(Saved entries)

╔══

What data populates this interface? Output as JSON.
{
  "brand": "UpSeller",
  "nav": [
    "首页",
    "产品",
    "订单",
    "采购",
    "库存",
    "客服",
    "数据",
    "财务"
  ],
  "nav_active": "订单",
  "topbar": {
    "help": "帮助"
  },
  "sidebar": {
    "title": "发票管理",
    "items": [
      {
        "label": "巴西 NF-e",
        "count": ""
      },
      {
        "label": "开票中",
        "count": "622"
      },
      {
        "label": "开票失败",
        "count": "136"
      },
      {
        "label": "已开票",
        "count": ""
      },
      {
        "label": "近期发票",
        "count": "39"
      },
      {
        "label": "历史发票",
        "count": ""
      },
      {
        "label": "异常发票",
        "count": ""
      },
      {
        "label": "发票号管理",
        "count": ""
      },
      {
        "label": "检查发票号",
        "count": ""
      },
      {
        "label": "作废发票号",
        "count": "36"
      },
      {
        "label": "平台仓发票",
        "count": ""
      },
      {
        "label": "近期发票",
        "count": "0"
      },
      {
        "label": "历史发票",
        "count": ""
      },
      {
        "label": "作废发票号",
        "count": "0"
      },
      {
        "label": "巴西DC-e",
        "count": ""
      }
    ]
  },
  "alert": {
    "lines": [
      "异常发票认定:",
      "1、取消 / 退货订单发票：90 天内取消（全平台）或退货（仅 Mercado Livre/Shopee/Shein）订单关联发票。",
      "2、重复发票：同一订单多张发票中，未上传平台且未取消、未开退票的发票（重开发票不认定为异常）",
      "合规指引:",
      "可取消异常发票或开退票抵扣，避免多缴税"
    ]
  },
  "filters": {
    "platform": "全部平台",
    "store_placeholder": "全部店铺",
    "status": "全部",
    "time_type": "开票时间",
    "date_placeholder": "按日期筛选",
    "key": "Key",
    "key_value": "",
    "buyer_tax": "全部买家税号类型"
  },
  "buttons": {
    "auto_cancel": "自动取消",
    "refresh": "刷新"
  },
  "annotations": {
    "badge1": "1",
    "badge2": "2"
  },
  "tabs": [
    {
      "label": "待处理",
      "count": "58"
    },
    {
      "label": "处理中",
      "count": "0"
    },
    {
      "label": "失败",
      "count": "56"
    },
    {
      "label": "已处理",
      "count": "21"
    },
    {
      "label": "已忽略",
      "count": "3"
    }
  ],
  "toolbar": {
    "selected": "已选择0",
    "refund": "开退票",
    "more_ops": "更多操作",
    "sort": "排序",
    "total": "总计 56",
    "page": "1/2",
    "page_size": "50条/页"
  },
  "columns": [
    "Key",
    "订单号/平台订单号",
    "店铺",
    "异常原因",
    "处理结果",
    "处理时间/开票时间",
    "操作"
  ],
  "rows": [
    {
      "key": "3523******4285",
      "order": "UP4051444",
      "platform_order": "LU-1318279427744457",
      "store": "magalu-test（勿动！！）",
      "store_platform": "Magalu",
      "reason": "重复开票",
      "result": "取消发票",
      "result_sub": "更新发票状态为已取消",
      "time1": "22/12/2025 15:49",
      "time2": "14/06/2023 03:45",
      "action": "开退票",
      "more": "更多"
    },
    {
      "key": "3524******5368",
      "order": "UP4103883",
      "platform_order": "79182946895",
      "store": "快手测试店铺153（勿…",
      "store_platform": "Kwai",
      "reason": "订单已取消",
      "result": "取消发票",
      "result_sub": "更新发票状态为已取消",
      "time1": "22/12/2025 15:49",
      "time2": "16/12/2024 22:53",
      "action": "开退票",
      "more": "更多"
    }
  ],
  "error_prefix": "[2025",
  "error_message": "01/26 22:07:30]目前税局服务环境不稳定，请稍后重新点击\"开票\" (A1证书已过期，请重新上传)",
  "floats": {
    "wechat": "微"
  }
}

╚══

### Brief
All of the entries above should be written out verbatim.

### Output below
What data populates this interface? Output as JSON.
{
  "brand": "UpSeller",
  "nav": [
    "首页",
    "产品",
    "订单",
    "采购",
    "库存",
    "客服",
    "数据",
    "财务"
  ],
  "nav_active": "订单",
  "topbar": {
    "help": "帮助"
  },
  "sidebar": {
    "title": "发票管理",
    "items": [
      {
        "label": "巴西 NF-e",
        "count": ""
      },
      {
        "label": "开票中",
        "count": "622"
      },
      {
        "label": "开票失败",
        "count": "136"
      },
      {
        "label": "已开票",
        "count": ""
      },
      {
        "label": "近期发票",
        "count": "39"
      },
      {
        "label": "历史发票",
        "count": ""
      },
      {
        "label": "异常发票",
        "count": ""
      },
      {
        "label": "发票号管理",
        "count": ""
      },
      {
        "label": "检查发票号",
        "count": ""
      },
      {
        "label": "作废发票号",
        "count": "36"
      },
      {
        "label": "平台仓发票",
        "count": ""
      },
      {
        "label": "近期发票",
        "count": "0"
      },
      {
        "label": "历史发票",
        "count": ""
      },
      {
        "label": "作废发票号",
        "count": "0"
      },
      {
        "label": "巴西DC-e",
        "count": ""
      }
    ]
  },
  "alert": {
    "lines": [
      "异常发票认定:",
      "1、取消 / 退货订单发票：90 天内取消（全平台）或退货（仅 Mercado Livre/Shopee/Shein）订单关联发票。",
      "2、重复发票：同一订单多张发票中，未上传平台且未取消、未开退票的发票（重开发票不认定为异常）",
      "合规指引:",
      "可取消异常发票或开退票抵扣，避免多缴税"
    ]
  },
  "filters": {
    "platform": "全部平台",
    "store_placeholder": "全部店铺",
    "status": "全部",
    "time_type": "开票时间",
    "date_placeholder": "按日期筛选",
    "key": "Key",
    "key_value": "",
    "buyer_tax": "全部买家税号类型"
  },
  "buttons": {
    "auto_cancel": "自动取消",
    "refresh": "刷新"
  },
  "annotations": {
    "badge1": "1",
    "badge2": "2"
  },
  "tabs": [
    {
      "label": "待处理",
      "count": "58"
    },
    {
      "label": "处理中",
      "count": "0"
    },
    {
      "label": "失败",
      "count": "56"
    },
    {
      "label": "已处理",
      "count": "21"
    },
    {
      "label": "已忽略",
      "count": "3"
    }
  ],
  "toolbar": {
    "selected": "已选择0",
    "refund": "开退票",
    "more_ops": "更多操作",
    "sort": "排序",
    "total": "总计 56",
    "page": "1/2",
    "page_size": "50条/页"
  },
  "columns": [
    "Key",
    "订单号/平台订单号",
    "店铺",
    "异常原因",
    "处理结果",
    "处理时间/开票时间",
    "操作"
  ],
  "rows": [
    {
      "key": "3523******4285",
      "order": "UP4051444",
      "platform_order": "LU-1318279427744457",
      "store": "magalu-test（勿动！！）",
      "store_platform": "Magalu",
      "reason": "重复开票",
      "result": "取消发票",
      "result_sub": "更新发票状态为已取消",
      "time1": "22/12/2025 15:49",
      "time2": "14/06/2023 03:45",
      "action": "开退票",
      "more": "更多"
    },
    {
      "key": "3524******5368",
      "order": "UP4103883",
      "platform_order": "79182946895",
      "store": "快手测试店铺153（勿…",
      "store_platform": "Kwai",
      "reason": "订单已取消",
      "result": "取消发票",
      "result_sub": "更新发票状态为已取消",
      "time1": "22/12/2025 15:49",
      "time2": "16/12/2024 22:53",
      "action": "开退票",
      "more": "更多"
    }
  ],
  "error_prefix": "[2025",
  "error_message": "01/26 22:07:30]目前税局服务环境不稳定，请稍后重新点击\"开票\" (A1证书已过期，请重新上传)",
  "floats": {
    "wechat": "微"
  }
}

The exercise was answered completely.